Descend in about 3 or so metres along the wall due east of the south-eastern corner of the tidal pool and head east with the wall on your left. In about 5 metres depth, you will pass the Orange Nob, a conspicuous outcrop of soft coral atop an overhang. Past this the wall appears to peter out, stay at your depth of 6-7 metres and when you spot an small v-shaped section of bare sand amongst the bedrock (8 metres depth), take a left and you will notice the wall becomes quite pronounced.
The bedrock spreads out to the east over a number of ledges, great territory for spying octopus and the odd bull and eagle ray. Hanging close to the wall will reward you with an almost continuous overhang that’s the home to a number of giant cuttlefish and resident eastern blue devil fish (arguably the best spot in Sydney to spy these spectacular rarities).
After 60 or so metres, you will find yourself at a depth of 9 metres and encounter Split Rock, which is fairly self explanatory. Here you’ll want to head east for a couple of metres,take your pick of swimming over the split or through the seemingly impassable swim through. You will encounter sand.

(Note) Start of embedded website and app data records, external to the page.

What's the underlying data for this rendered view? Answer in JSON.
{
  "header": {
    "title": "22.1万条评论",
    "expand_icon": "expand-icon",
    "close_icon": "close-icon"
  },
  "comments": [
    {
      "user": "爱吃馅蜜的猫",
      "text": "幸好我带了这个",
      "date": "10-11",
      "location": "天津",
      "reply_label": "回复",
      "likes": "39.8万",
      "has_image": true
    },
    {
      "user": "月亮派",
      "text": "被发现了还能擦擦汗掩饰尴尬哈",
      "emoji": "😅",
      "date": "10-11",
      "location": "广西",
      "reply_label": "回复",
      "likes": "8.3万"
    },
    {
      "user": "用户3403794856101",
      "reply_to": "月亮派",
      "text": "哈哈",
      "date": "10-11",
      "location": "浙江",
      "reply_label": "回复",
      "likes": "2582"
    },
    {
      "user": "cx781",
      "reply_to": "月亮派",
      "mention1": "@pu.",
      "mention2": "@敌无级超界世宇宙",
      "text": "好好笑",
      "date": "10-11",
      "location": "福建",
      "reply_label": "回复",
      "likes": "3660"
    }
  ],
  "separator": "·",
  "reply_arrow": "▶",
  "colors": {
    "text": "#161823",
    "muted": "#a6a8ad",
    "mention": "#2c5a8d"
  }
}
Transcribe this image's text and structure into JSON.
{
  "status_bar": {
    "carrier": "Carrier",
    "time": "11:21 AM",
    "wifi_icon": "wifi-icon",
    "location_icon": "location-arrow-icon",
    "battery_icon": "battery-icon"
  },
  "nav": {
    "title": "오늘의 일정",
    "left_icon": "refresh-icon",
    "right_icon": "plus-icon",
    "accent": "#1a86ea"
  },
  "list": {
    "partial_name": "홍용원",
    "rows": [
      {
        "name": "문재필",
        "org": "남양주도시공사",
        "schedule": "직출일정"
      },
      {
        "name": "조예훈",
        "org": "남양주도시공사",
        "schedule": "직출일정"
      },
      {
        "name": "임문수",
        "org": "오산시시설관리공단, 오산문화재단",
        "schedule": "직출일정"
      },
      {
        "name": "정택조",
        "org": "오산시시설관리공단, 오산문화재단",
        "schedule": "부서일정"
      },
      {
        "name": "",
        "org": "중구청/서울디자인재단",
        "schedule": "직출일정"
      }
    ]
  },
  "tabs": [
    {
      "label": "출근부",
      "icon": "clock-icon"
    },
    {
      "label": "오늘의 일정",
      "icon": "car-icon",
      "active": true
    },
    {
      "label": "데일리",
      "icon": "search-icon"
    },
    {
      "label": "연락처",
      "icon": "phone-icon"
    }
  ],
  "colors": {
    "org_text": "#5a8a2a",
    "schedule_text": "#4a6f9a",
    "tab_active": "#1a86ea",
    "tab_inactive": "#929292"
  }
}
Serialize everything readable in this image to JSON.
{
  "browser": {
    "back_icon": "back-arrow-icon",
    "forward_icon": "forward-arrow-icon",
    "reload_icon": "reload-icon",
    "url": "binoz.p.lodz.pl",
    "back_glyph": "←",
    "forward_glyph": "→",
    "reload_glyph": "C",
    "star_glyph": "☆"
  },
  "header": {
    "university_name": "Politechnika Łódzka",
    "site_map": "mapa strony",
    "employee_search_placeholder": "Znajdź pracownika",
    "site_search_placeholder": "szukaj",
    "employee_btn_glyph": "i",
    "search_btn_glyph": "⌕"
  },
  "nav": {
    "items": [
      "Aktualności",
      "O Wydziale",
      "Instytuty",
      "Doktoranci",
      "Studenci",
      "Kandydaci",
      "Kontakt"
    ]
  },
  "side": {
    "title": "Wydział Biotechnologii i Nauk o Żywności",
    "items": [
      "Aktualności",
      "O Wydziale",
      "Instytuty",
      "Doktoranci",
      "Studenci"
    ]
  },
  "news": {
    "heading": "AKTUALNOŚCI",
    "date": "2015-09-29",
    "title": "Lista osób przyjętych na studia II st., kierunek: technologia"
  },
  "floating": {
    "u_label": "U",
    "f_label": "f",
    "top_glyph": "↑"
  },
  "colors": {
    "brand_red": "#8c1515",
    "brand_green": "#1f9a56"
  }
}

The wall drops in height here and dog legs around to the northeast. Follow it until it begins to break up amidst the sand and sea tulips. At this point just to the right (east) you’ll see a second reef that runs in a similar direction to your current bearing. You can choose to explore the eastern or western side.
The eastern provides a mysterious ceramic urinal (11 metres depth) after 50 metres and only 15 metres later a small cave. This cave is about 3 metres in height, illuminated by a large fissure on the far side and has a small tunnel that runs off to the north. Do not penetrate this tunnel! A swim through it ain’t. Dense schools of roughies and bullseyes live in this cave and when in season, Port Jackson sharks can be found knee-deep.
From here (air time permitting, it is possible to continue on to Fish Soup, Continue along the wall and when you notice kelp begin along the wall’s ridge (after 100 metres) head due east. You’ll swim over a large gully,head right and you’ll be led straight to Fish Soup, full with aquatic life.
Entry and exit
Just to the right of the Pavilion is a set of steps, leading down to the beach and along the northern end of the tidal pool. At the north-western corner of the pool is a chain link fence, perfect to lean on when donning your fins. From here, edge sideways a couple of metres along the bedrock and at high tide, perform a belly flop entry. A controlled seated entry is more suitable at low tide. Once in, don’t dillydally in the entry zone, head straight out with the wall on your immediate left for about 15 metres and then swim across until you’re even with the southern end of the pool. If conditions are too severe to enter through the primary entry, an alternate can be used just to the south of the pool. Secure your fins at the water’s edge and wade (carefully) backwards into the water, or inflate your BC and lean back in waist deep water. Swim directly out to sea for about 50 metres before heading north to the wall – the bedrock is extremely shallow and can render you helpless when combined with swell. When exiting at the primary entry/exit, time yourself to go in a lull between sets.